Sun | Aug 18, 2019

Oran Hall | Building a better credit score

Published:Sunday | January 20, 2019 | 12:00 AM

 

QUESTION: I read your column in The Gleaner about credit scores and I am interested in advice pertaining to building a better credit score for 2019, but I lack guidance.

Personal Adviser:

Your correspondence suggests that you do have a credit score, which means that you have already assumed a debt - a mortgage, a loan from the Students' Loan Bureau, a loan from a financial institution, credit card debt or an overdraft at the bank, for example.

In such a situation, you should ensure that you pay the principal and interest due in full at the contracted times.

If you have not been servicing your debts at an acceptable level, I suggest you correct that situation now. Pay all arrears and any charges springing from the delinquency.

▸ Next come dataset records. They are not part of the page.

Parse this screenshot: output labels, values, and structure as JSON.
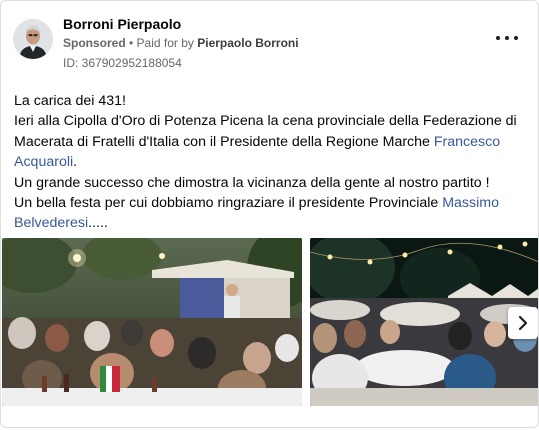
{
  "post": {
    "author_name": "Borroni Pierpaolo",
    "sponsored_label": "Sponsored",
    "separator": " • ",
    "paid_prefix": "Paid for by ",
    "paid_by": "Pierpaolo Borroni",
    "ad_id": "ID: 367902952188054",
    "more_options_icon": "three-dots-icon",
    "text": {
      "line1": "La carica dei 431!",
      "line2_part1": "Ieri alla Cipolla d'Oro di Potenza Picena la cena provinciale della Federazione di Macerata di Fratelli d'Italia con il Presidente della Regione Marche ",
      "line2_link": "Francesco Acquaroli",
      "line2_part2": ".",
      "line3": "Un grande successo che dimostra la vicinanza della gente al nostro partito !",
      "line4_part1": "Un bella festa per cui dobbiamo ringraziare il presidente Provinciale ",
      "line4_link": "Massimo Belvederesi",
      "line4_part2": "....."
    },
    "carousel": {
      "next_icon": "chevron-right-icon"
    }
  },
  "colors": {
    "link": "#385898",
    "secondary_text": "#65676b",
    "border": "#dddfe2"
  }
}
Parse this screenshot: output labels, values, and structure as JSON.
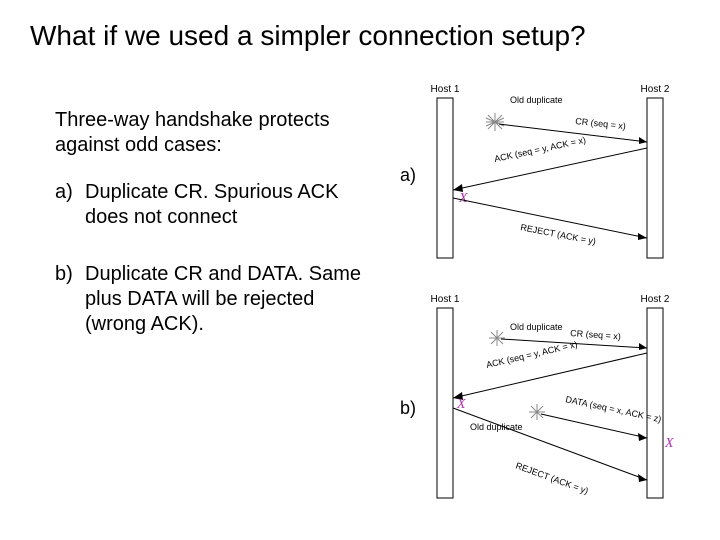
{
  "title": "What if we used a simpler connection setup?",
  "subtitle": "Three-way handshake protects against odd cases:",
  "items": {
    "a": {
      "marker": "a)",
      "text": "Duplicate CR. Spurious ACK does not connect"
    },
    "b": {
      "marker": "b)",
      "text": "Duplicate CR and DATA. Same plus DATA will be rejected (wrong ACK)."
    }
  },
  "diagramLabels": {
    "a": "a)",
    "b": "b)"
  },
  "diagramA": {
    "host1": "Host 1",
    "host2": "Host 2",
    "oldDup": "Old duplicate",
    "msg1": "CR (seq = x)",
    "msg2": "ACK (seq = y, ACK = x)",
    "msg3": "REJECT (ACK = y)",
    "x1": "X"
  },
  "diagramB": {
    "host1": "Host 1",
    "host2": "Host 2",
    "oldDup1": "Old duplicate",
    "oldDup2": "Old duplicate",
    "msg1": "CR (seq = x)",
    "msg2": "ACK (seq = y, ACK = x)",
    "msg3": "DATA (seq = x, ACK = z)",
    "msg4": "REJECT (ACK = y)",
    "x1": "X",
    "x2": "X"
  }
}
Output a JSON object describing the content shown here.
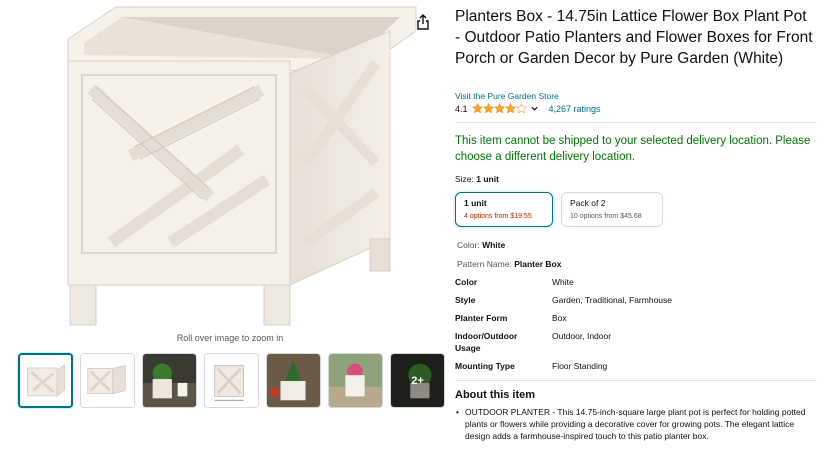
{
  "product": {
    "title": "Planters Box - 14.75in Lattice Flower Box Plant Pot - Outdoor Patio Planters and Flower Boxes for Front Porch or Garden Decor by Pure Garden (White)",
    "store_link": "Visit the Pure Garden Store",
    "rating_value": "4.1",
    "rating_stars": 4.1,
    "ratings_count": "4,267 ratings"
  },
  "gallery": {
    "zoom_hint": "Roll over image to zoom in",
    "more_label": "2+",
    "thumbnail_count": 7
  },
  "shipping": {
    "message": "This item cannot be shipped to your selected delivery location. Please choose a different delivery location."
  },
  "size": {
    "label": "Size:",
    "selected": "1 unit",
    "options": [
      {
        "title": "1 unit",
        "subtitle": "4 options from $19.55"
      },
      {
        "title": "Pack of 2",
        "subtitle": "10 options from $45.68"
      }
    ]
  },
  "attributes": {
    "color_label": "Color:",
    "color_value": "White",
    "pattern_label": "Pattern Name:",
    "pattern_value": "Planter Box"
  },
  "specs": [
    {
      "key": "Color",
      "value": "White"
    },
    {
      "key": "Style",
      "value": "Garden, Traditional, Farmhouse"
    },
    {
      "key": "Planter Form",
      "value": "Box"
    },
    {
      "key": "Indoor/Outdoor Usage",
      "value": "Outdoor, Indoor"
    },
    {
      "key": "Mounting Type",
      "value": "Floor Standing"
    }
  ],
  "about": {
    "heading": "About this item",
    "bullets": [
      "OUTDOOR PLANTER - This 14.75-inch-square large plant pot is perfect for holding potted plants or flowers while providing a decorative cover for growing pots. The elegant lattice design adds a farmhouse-inspired touch to this patio planter box."
    ]
  },
  "colors": {
    "link": "#007185",
    "ship_green": "#007600",
    "price_red": "#b12704",
    "star": "#ffa41c",
    "product_white": "#f4f0ea"
  },
  "icons": [
    "share-icon",
    "star-icon",
    "chevron-down-icon"
  ]
}
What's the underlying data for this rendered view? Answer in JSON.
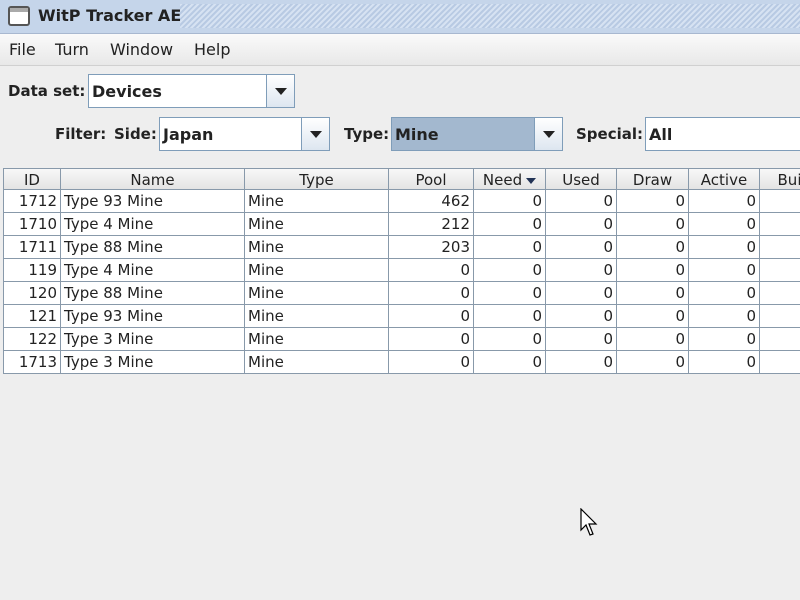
{
  "window": {
    "title": "WitP Tracker AE"
  },
  "menu": [
    {
      "label": "File"
    },
    {
      "label": "Turn"
    },
    {
      "label": "Window"
    },
    {
      "label": "Help"
    }
  ],
  "dataset": {
    "label": "Data set:",
    "value": "Devices"
  },
  "filter": {
    "label": "Filter:",
    "side_label": "Side:",
    "side_value": "Japan",
    "type_label": "Type:",
    "type_value": "Mine",
    "special_label": "Special:",
    "special_value": "All"
  },
  "table": {
    "columns": [
      "ID",
      "Name",
      "Type",
      "Pool",
      "Need",
      "Used",
      "Draw",
      "Active",
      "Bui"
    ],
    "rows": [
      [
        "1712",
        "Type 93 Mine",
        "Mine",
        "462",
        "0",
        "0",
        "0",
        "0"
      ],
      [
        "1710",
        "Type 4 Mine",
        "Mine",
        "212",
        "0",
        "0",
        "0",
        "0"
      ],
      [
        "1711",
        "Type 88 Mine",
        "Mine",
        "203",
        "0",
        "0",
        "0",
        "0"
      ],
      [
        "119",
        "Type 4 Mine",
        "Mine",
        "0",
        "0",
        "0",
        "0",
        "0"
      ],
      [
        "120",
        "Type 88 Mine",
        "Mine",
        "0",
        "0",
        "0",
        "0",
        "0"
      ],
      [
        "121",
        "Type 93 Mine",
        "Mine",
        "0",
        "0",
        "0",
        "0",
        "0"
      ],
      [
        "122",
        "Type 3 Mine",
        "Mine",
        "0",
        "0",
        "0",
        "0",
        "0"
      ],
      [
        "1713",
        "Type 3 Mine",
        "Mine",
        "0",
        "0",
        "0",
        "0",
        "0"
      ]
    ]
  }
}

Beyond that, if you have a credit card, maintain a reasonable balance. Do not use your card to its upper limit. Avoid having too many cards, make note of the date payment is due and make every effort to pay off all balances when due.

Avoid a situation in which you pay just the minimum sum required. Before long, such a situation can get out of hand as interest balloons and causes the balance to increase. If you are only able to pay the minimum payment, it is not rocket science to conclude that you are in serious trouble. This is a clear sign that you have overextended yourself.

Stay clear of guaranteeing other people's loans because you risk hurting your own credit rating if the borrower does not service the debt satisfactorily. Keep in mind that the loans you guarantee are included in your credit history.

Manage your own indebtedness. Limit the amount of loans that you assume. Keep a close eye on your capacity to service your debt by monitoring your debt to income ratio. Go beyond that. Take note of all of your obligations and, after analysing them in relation to your net income, determine what portion of your income you can reasonably apply to service debt before taking on more debt.

 

Emergency fund

 

Do not forget to save and to maintain an emergency fund to reduce the need to borrow for unplanned events.

Be clear in your mind what your priorities are. Do not embrace every opportunity to borrow even if financial institutions offer you pre-authorised facilities. In the end, you are responsible for paying such debts and you cannot use as an excuse the fact that it was the financial institution which took the initiative to offer the loan.

Stay clear of borrowing for consumer items. Borrow to enhance your capacity to increase your wealth - education, for example. If you must, borrow to acquire personal long-term assets if necessary. If possible, slow down the pace at which you acquire such assets.

If you must borrow, tread cautiously and do your research. Look for the best rates and the best terms.

If you have to choose between an overdraft facility and a credit card, choose the overdraft. The way interest is calculated is more favourable to the borrower. If you must borrow and have assets that can be used to secure the loan, it is better to take a secured loan because the interest rate is generally lower.

Remember that your transactions remain on your record for seven years and, therefore, affect your credit score for that time. It is important to maintain your creditworthiness for a very long time because it has a strong bearing on your ability to borrow and, ultimately, the interest rate you are able to borrow at.

To be better able to monitor your credit score, you can request a copy of your report each calendar year at no cost, and additional reports at a charge of $1,000 plus GCT, or $1,500 plus GCT for each additional report, depending on the credit bureau from which you request it.

Additionally, do the following to help maintain or improve your score: check your accounts for errors, sort out any errors on your account, set up payment reminders, open new credit accounts responsibly, avoid closing out old credit card accounts, if possible, as the long credit history they carry can be helpful to your score if they have been serviced well.

- Oran A. Hall, the principal author of 'The Handbook of Personal Financial Planning', offers personal financial planning advice and counsel. Email finviser.jm@gmail.com